The Dutch savings bank said it had now successfully integrated all of the Kaupthing Edge accounts into its system.
The group took on £2.5bn worth of deposits from Kaupthing Edge in October last year in a move arranged by the Treasury to protect UK savers amid concerns about the Icelandic banking sector.
Following their integration into ING's system, the former Kaupthing Edge customers have been moved to a new rate, which currently pays 2 per cent and is guaranteed to be at least 0.3 per cent above the Bank of England base rate until 2012.
But customers are being given the option of moving to a different rate of 4 per cent, which includes a bonus of 2.02 per cent which is paid for six months.
After this the rate reverts to ING's standard rate, which does not include a guarantee.
Former Kaupthing Edge customers were previously on a rate of 3.55 per cent with ING, after the group did not pass on any of either January or February's base rate reduction while it integrated the savers into its system.
People have until 9 March to opt for the 4 per cent, while they remain free to withdraw their money and move it elsewhere if they want to.
Around 22,000 customers of Heritable Bank, which was part of Icelandic bank Landsbanki, were also moved to ING, but they have not yet been integrated into the group's systems.
Kevin Mountford, head of banking at moneysupermarket.com, said: "The majority of personal savers with failed Icelandic banks survived a big scare last year. Dutch giant ING came to the rescue of Kaupthing customers but, after enjoying some market-leading rates with Kaupthing, these savers are coming back to earth with a bump.
"While many experts sniff at the use of bonuses as a way of attracting savers and headlines, 4 per cent is not bad at all in today's market, even with a bonus.
"It's likely that bonus accounts will actually provide a further stimulus to the savings market by encouraging savers to change accounts more regularly, thereby increasing competition, at least in the short-term."

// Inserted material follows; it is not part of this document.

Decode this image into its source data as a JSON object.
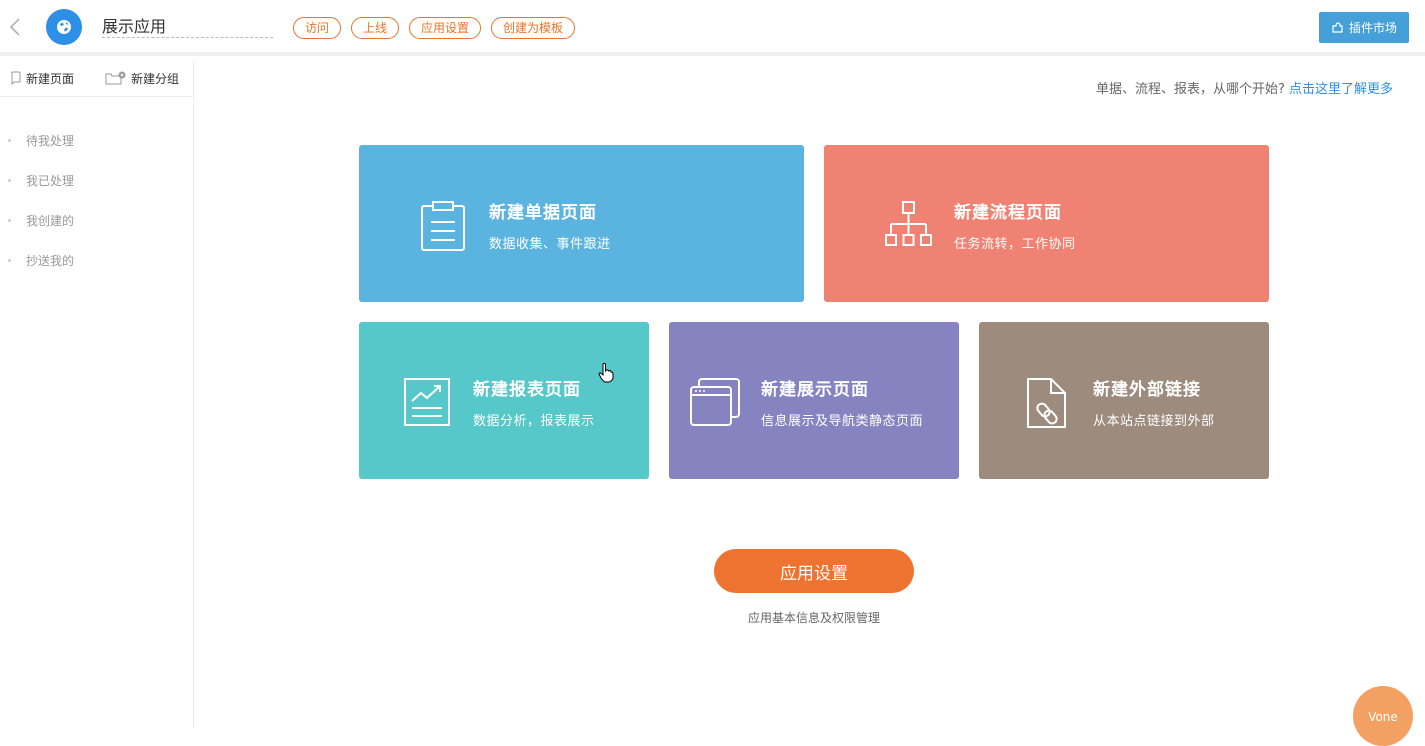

But he stressed that it was important that savers who took out a bonus account made a note of when the introductory offer period ended so that they could review their options.